The building of the Panama Canal was arguably one of the biggest civil engineering projects in the world’s history. The project cost about $400 million and took about 10 years to complete (after France’s unsuccessful attempt to build it earlier).
The Panama Canal, which connects the Atlantic and Pacific Oceans.
When the French first started building the canal in the 1880s, 22,000 workers died (mainly from yellow fever and malaria) – which is the main reason they decided to give it up.
When the U.S. took over the canal building effort in 1904, U.S. President Theodore Roosevelt appointed Colonel William Gorgas as Chief Sanitary Engineer – someone who knew that mosquitoes carried malaria – and not “bad air.” Gorgas had successfully eradicated yellow fever from Cuba in 1901. But the “mosquito theory” wasn’t very popular…and the Isthmian Canal Commission asked Roosevelt to replace Gorgas – whom they thought was focusing too much on mosquitoes.

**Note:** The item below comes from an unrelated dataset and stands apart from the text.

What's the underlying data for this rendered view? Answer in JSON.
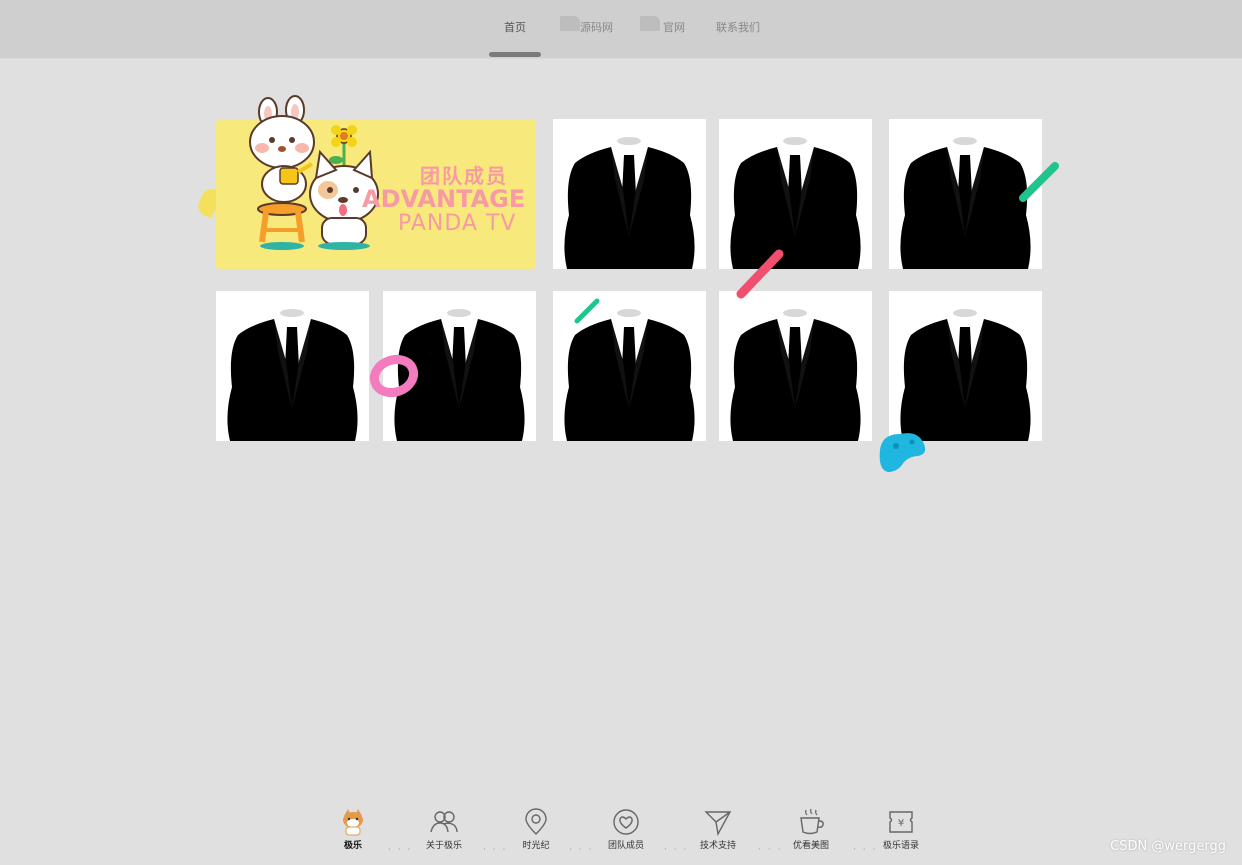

Long story short? Roosevelt kept Gorgas on board and enabled him to deploy 4,000 people to fumigate homes, put up screens, eliminate standing water, and spray drains and pools with oil to kill mosquito larvae. By the end of December 1905, there were no more deaths from yellow fever in Panama.